▸ Problem requirements:
Where does the string "chevron" occur in the records? Copy each line that holds it.

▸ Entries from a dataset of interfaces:
╭──
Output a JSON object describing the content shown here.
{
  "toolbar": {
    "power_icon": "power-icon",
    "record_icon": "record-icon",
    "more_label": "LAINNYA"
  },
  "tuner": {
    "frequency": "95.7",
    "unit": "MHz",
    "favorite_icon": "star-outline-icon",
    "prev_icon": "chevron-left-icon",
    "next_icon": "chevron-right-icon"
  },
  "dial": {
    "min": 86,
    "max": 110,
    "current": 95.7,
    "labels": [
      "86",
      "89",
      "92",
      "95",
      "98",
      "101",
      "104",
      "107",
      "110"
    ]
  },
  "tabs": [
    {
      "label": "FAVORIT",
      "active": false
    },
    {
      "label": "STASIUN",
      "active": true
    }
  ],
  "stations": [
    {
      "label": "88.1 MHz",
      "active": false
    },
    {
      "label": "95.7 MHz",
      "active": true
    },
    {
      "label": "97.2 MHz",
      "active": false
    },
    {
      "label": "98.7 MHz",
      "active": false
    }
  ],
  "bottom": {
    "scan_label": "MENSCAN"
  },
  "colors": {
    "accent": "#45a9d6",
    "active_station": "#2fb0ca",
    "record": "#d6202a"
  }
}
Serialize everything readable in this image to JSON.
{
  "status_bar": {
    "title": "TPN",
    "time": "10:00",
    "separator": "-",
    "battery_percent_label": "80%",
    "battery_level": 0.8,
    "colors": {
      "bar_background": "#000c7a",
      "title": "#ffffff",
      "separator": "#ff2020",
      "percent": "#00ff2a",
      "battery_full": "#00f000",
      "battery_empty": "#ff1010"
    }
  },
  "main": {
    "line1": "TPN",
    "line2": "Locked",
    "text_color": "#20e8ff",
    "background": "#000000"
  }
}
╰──
▸ Response for this exercise:
    "prev_icon": "chevron-left-icon",
    "next_icon": "chevron-right-icon"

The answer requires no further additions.